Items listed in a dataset
◆ ◆ ◆
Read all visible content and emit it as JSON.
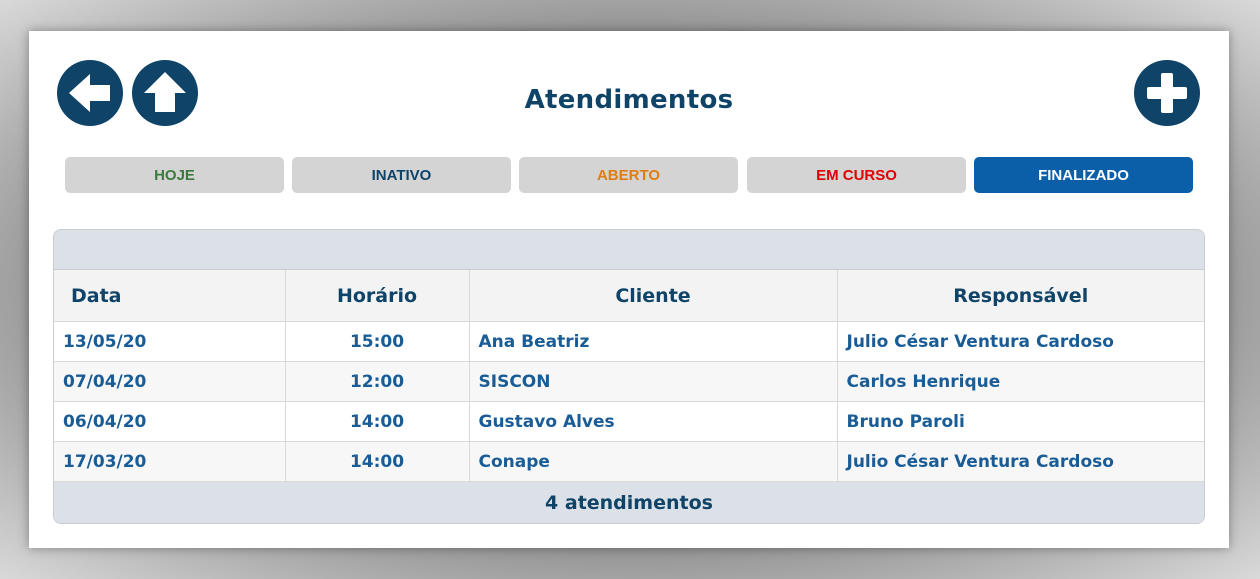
{
  "header": {
    "title": "Atendimentos"
  },
  "icons": {
    "back": "arrow-left-icon",
    "home": "house-icon",
    "add": "plus-icon"
  },
  "colors": {
    "primary": "#0f4468",
    "tab_active": "#0b5ea8",
    "hoje": "#3c7a3c",
    "inativo": "#0f4468",
    "aberto": "#e07d10",
    "em_curso": "#e00000"
  },
  "tabs": [
    {
      "label": "HOJE",
      "color": "#3c7a3c",
      "active": false
    },
    {
      "label": "INATIVO",
      "color": "#0f4468",
      "active": false
    },
    {
      "label": "ABERTO",
      "color": "#e07d10",
      "active": false
    },
    {
      "label": "EM CURSO",
      "color": "#e00000",
      "active": false
    },
    {
      "label": "FINALIZADO",
      "color": "#ffffff",
      "active": true
    }
  ],
  "table": {
    "columns": [
      "Data",
      "Horário",
      "Cliente",
      "Responsável"
    ],
    "rows": [
      [
        "13/05/20",
        "15:00",
        "Ana Beatriz",
        "Julio César Ventura Cardoso"
      ],
      [
        "07/04/20",
        "12:00",
        "SISCON",
        "Carlos Henrique"
      ],
      [
        "06/04/20",
        "14:00",
        "Gustavo Alves",
        "Bruno Paroli"
      ],
      [
        "17/03/20",
        "14:00",
        "Conape",
        "Julio César Ventura Cardoso"
      ]
    ],
    "footer": "4 atendimentos"
  }
}
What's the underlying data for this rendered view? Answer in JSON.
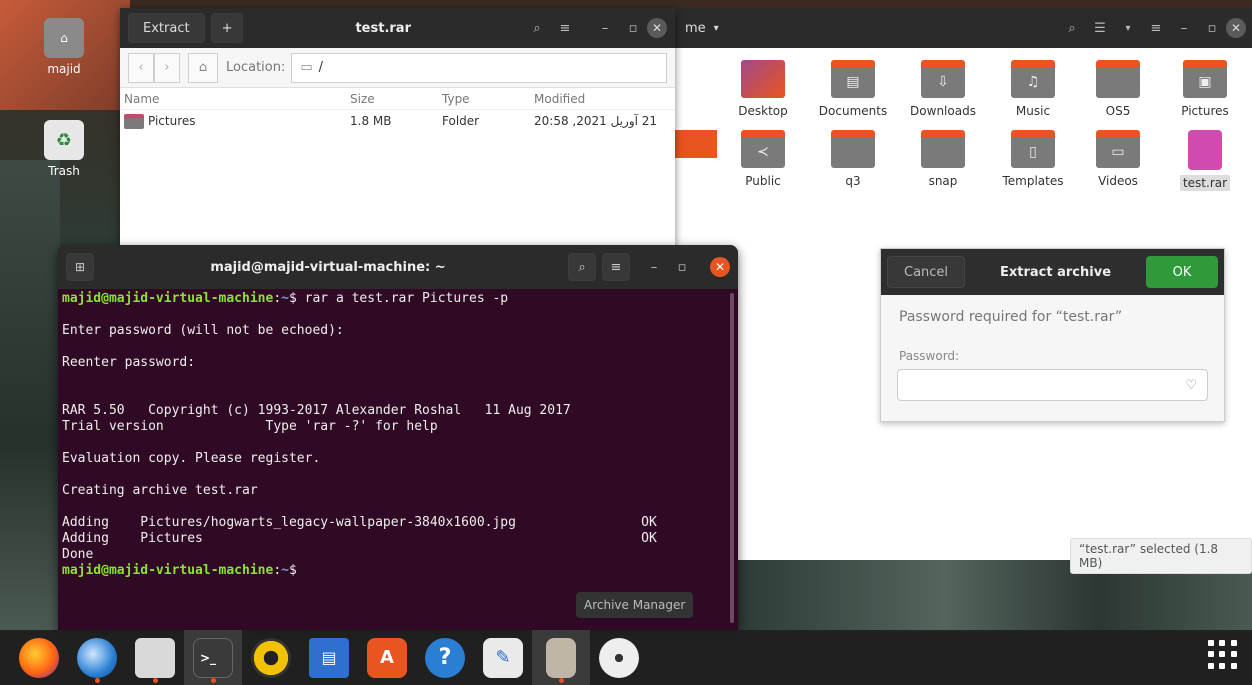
{
  "desktop": {
    "home_label": "majid",
    "trash_label": "Trash"
  },
  "archive": {
    "extract_label": "Extract",
    "add_label": "+",
    "title": "test.rar",
    "location_label": "Location:",
    "location_value": "/",
    "columns": [
      "Name",
      "Size",
      "Type",
      "Modified"
    ],
    "rows": [
      {
        "name": "Pictures",
        "size": "1.8 MB",
        "type": "Folder",
        "modified": "21 آوریل 2021, 20:58"
      }
    ]
  },
  "files": {
    "title_fragment": "me",
    "items": [
      {
        "label": "Desktop"
      },
      {
        "label": "Documents"
      },
      {
        "label": "Downloads"
      },
      {
        "label": "Music"
      },
      {
        "label": "OS5"
      },
      {
        "label": "Pictures"
      },
      {
        "label": "Public"
      },
      {
        "label": "q3"
      },
      {
        "label": "snap"
      },
      {
        "label": "Templates"
      },
      {
        "label": "Videos"
      },
      {
        "label": "test.rar"
      }
    ],
    "status": "“test.rar” selected (1.8 MB)"
  },
  "dialog": {
    "cancel_label": "Cancel",
    "title": "Extract archive",
    "ok_label": "OK",
    "required_text": "Password required for “test.rar”",
    "password_label": "Password:",
    "password_value": ""
  },
  "terminal": {
    "title": "majid@majid-virtual-machine: ~",
    "prompt_user": "majid@majid-virtual-machine",
    "prompt_path": "~",
    "command": "rar a test.rar Pictures -p",
    "lines": [
      "",
      "Enter password (will not be echoed):",
      "",
      "Reenter password:",
      "",
      "",
      "RAR 5.50   Copyright (c) 1993-2017 Alexander Roshal   11 Aug 2017",
      "Trial version             Type 'rar -?' for help",
      "",
      "Evaluation copy. Please register.",
      "",
      "Creating archive test.rar",
      "",
      "Adding    Pictures/hogwarts_legacy-wallpaper-3840x1600.jpg                OK",
      "Adding    Pictures                                                        OK",
      "Done"
    ],
    "tooltip": "Archive Manager"
  },
  "dock": {
    "apps": [
      "firefox",
      "thunderbird",
      "files",
      "terminal",
      "rhythmbox",
      "writer",
      "software",
      "help",
      "text-editor",
      "archive-manager",
      "dvd"
    ]
  }
}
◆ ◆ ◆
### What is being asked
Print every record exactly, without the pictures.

### Exercise answer
Read all visible content and emit it as JSON.
{
  "header": {
    "title": "Atendimentos"
  },
  "icons": {
    "back": "arrow-left-icon",
    "home": "house-icon",
    "add": "plus-icon"
  },
  "colors": {
    "primary": "#0f4468",
    "tab_active": "#0b5ea8",
    "hoje": "#3c7a3c",
    "inativo": "#0f4468",
    "aberto": "#e07d10",
    "em_curso": "#e00000"
  },
  "tabs": [
    {
      "label": "HOJE",
      "color": "#3c7a3c",
      "active": false
    },
    {
      "label": "INATIVO",
      "color": "#0f4468",
      "active": false
    },
    {
      "label": "ABERTO",
      "color": "#e07d10",
      "active": false
    },
    {
      "label": "EM CURSO",
      "color": "#e00000",
      "active": false
    },
    {
      "label": "FINALIZADO",
      "color": "#ffffff",
      "active": true
    }
  ],
  "table": {
    "columns": [
      "Data",
      "Horário",
      "Cliente",
      "Responsável"
    ],
    "rows": [
      [
        "13/05/20",
        "15:00",
        "Ana Beatriz",
        "Julio César Ventura Cardoso"
      ],
      [
        "07/04/20",
        "12:00",
        "SISCON",
        "Carlos Henrique"
      ],
      [
        "06/04/20",
        "14:00",
        "Gustavo Alves",
        "Bruno Paroli"
      ],
      [
        "17/03/20",
        "14:00",
        "Conape",
        "Julio César Ventura Cardoso"
      ]
    ],
    "footer": "4 atendimentos"
  }
}
What's the underlying data for this rendered view? Answer in JSON.
{
  "desktop": {
    "home_label": "majid",
    "trash_label": "Trash"
  },
  "archive": {
    "extract_label": "Extract",
    "add_label": "+",
    "title": "test.rar",
    "location_label": "Location:",
    "location_value": "/",
    "columns": [
      "Name",
      "Size",
      "Type",
      "Modified"
    ],
    "rows": [
      {
        "name": "Pictures",
        "size": "1.8 MB",
        "type": "Folder",
        "modified": "21 آوریل 2021, 20:58"
      }
    ]
  },
  "files": {
    "title_fragment": "me",
    "items": [
      {
        "label": "Desktop"
      },
      {
        "label": "Documents"
      },
      {
        "label": "Downloads"
      },
      {
        "label": "Music"
      },
      {
        "label": "OS5"
      },
      {
        "label": "Pictures"
      },
      {
        "label": "Public"
      },
      {
        "label": "q3"
      },
      {
        "label": "snap"
      },
      {
        "label": "Templates"
      },
      {
        "label": "Videos"
      },
      {
        "label": "test.rar"
      }
    ],
    "status": "“test.rar” selected (1.8 MB)"
  },
  "dialog": {
    "cancel_label": "Cancel",
    "title": "Extract archive",
    "ok_label": "OK",
    "required_text": "Password required for “test.rar”",
    "password_label": "Password:",
    "password_value": ""
  },
  "terminal": {
    "title": "majid@majid-virtual-machine: ~",
    "prompt_user": "majid@majid-virtual-machine",
    "prompt_path": "~",
    "command": "rar a test.rar Pictures -p",
    "lines": [
      "",
      "Enter password (will not be echoed):",
      "",
      "Reenter password:",
      "",
      "",
      "RAR 5.50   Copyright (c) 1993-2017 Alexander Roshal   11 Aug 2017",
      "Trial version             Type 'rar -?' for help",
      "",
      "Evaluation copy. Please register.",
      "",
      "Creating archive test.rar",
      "",
      "Adding    Pictures/hogwarts_legacy-wallpaper-3840x1600.jpg                OK",
      "Adding    Pictures                                                        OK",
      "Done"
    ],
    "tooltip": "Archive Manager"
  },
  "dock": {
    "apps": [
      "firefox",
      "thunderbird",
      "files",
      "terminal",
      "rhythmbox",
      "writer",
      "software",
      "help",
      "text-editor",
      "archive-manager",
      "dvd"
    ]
  }
}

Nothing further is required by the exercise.